Kamila Valieva bore “no fault or negligence” for her positive drugs test that was made public during last year’s Winter Olympics in Beijing, according to the Russian Anti-Doping Agency, RUSADA.
The result of RUSADA’s overdue investigation has been made public by the World Anti-Doping Agency, WADA, which expressed concern and has threatened to take the 16-year-old’s case to the Court of Arbitration for Sport.
“The World Anti-Doping Agency (WADA) has been informed by the Russian Anti-Doping Agency (RUSADA) that its disciplinary tribunal has now rendered a decision in the case of Russian Olympic Committee (ROC) figure skater, Kamila Valieva,” read the WADA statement.
“The tribunal found that although the athlete had committed an Anti-Doping Rule Violation, she bore “no fault or negligence” for it. As such, the tribunal imposed no sanction except for the disqualification of her results on the date of the sample collection (25 December 2021).
“WADA notes this outcome and has requested a copy of the full reasoned decision, which it will review together with the case file in order to determine whether the ruling is in line with the terms of the World Anti-Doping Code.
“However, based on the elements of the case with which WADA is already familiar, the Agency is concerned by the finding of “no fault or negligence” and will not hesitate to exercise its right of appeal to the Court of Arbitration for Sport, as appropriate.”
It emerged during mid-competition in Beijing that the then 15-year-old Valieva, who had produced a dazzling performance in the team event, in which Russia won gold, had returned a positive doping test in 2021.
The CAS overturned a bid by WADA and the International Olympic Committee to suspend Valieva, backing RUSADA’s decision to lift her provisional suspension on the grounds that a ban could cause her “irreparable harm” due to her age.
Valieva’s team claimed the skater had inadvertently ingested some of her grandfather’s heart medication, whilst the conduct of her trainer Eteri Tutberidze was the subject of unprecedented criticism from IOC president Thomas Bach.
Valieva subsequently competed in the women’s singles event but fell multiple times and drifted out of medal contention.
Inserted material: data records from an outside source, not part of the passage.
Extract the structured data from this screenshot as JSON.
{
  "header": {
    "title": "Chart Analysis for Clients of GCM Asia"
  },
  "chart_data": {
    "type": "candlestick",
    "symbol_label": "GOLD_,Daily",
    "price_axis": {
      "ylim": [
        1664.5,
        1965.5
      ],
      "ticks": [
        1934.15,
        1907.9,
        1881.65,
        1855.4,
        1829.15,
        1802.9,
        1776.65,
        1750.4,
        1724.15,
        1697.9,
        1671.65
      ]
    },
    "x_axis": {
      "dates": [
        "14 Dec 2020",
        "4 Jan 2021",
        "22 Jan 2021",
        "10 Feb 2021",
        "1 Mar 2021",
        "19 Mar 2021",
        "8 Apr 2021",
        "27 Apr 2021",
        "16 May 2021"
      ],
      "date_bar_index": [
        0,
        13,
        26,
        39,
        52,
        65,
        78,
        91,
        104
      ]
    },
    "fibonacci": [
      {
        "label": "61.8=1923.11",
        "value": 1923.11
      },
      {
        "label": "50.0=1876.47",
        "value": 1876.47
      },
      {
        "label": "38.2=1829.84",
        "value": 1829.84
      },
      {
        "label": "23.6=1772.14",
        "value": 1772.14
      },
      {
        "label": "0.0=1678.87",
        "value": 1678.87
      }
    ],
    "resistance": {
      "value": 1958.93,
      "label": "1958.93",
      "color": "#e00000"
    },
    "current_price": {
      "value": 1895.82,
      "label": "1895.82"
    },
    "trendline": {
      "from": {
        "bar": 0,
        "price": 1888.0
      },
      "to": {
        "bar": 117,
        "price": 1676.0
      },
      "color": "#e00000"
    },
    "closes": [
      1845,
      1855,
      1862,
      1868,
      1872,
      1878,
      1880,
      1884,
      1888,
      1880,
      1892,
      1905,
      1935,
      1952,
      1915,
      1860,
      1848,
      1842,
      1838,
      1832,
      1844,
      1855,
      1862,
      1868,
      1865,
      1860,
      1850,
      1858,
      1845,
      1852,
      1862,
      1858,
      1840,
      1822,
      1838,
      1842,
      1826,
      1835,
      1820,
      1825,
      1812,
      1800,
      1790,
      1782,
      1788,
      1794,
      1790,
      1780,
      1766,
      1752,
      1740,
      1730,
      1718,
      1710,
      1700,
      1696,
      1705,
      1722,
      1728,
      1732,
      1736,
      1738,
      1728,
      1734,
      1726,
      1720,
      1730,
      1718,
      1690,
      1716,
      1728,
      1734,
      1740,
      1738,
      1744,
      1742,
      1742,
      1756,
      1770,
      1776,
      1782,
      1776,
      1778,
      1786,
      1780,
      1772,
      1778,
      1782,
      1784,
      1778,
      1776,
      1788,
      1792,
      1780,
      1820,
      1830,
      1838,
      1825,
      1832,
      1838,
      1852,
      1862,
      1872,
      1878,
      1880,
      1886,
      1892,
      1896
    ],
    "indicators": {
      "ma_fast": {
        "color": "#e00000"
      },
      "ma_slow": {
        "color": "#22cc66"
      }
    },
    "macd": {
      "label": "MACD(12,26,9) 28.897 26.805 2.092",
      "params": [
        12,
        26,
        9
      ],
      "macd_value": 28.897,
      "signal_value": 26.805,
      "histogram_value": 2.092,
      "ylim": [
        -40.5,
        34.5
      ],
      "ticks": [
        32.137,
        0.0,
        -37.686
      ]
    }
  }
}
The medal ceremony for the team event was suspended, and the medals have still not been awarded.
RUSADA, which had previously indicated it did not intend to make its Valieva verdict public due to her age, had already been accused of an “unacceptable delay” in rendering the results of the findings to WADA.
Russian skaters are currently banned from competing internationally by the International Skating Union. Valieva returned to competition last year with a new routine that included excerpts of news reports about her drug test, and concluded with her referencing the media storm by drawing a hood across her face.
WADA, which has indicated it intends a four-year ban for Valieva, said it will consider its next steps once it has received the full, “reasoned decision” from RUSADA.
And the US Anti-Doping Agency USADA issued a strongly-worded statement from its chief executive Travis T Tygart.
“WADA and the ISU (International Skating Union) have to appeal this decision, for the sake of the credibility of the anti-doping system and the rights of all athletes,” Tygart said on Twitter.
“The world can’t possibly accept this self-serving decision by RUSADA, which in the recent past has been a key instrument of Russia’s state-sponsored doping fraud and is non-compliant.
“Justice demands a full, fair, public hearing outside of Russia.”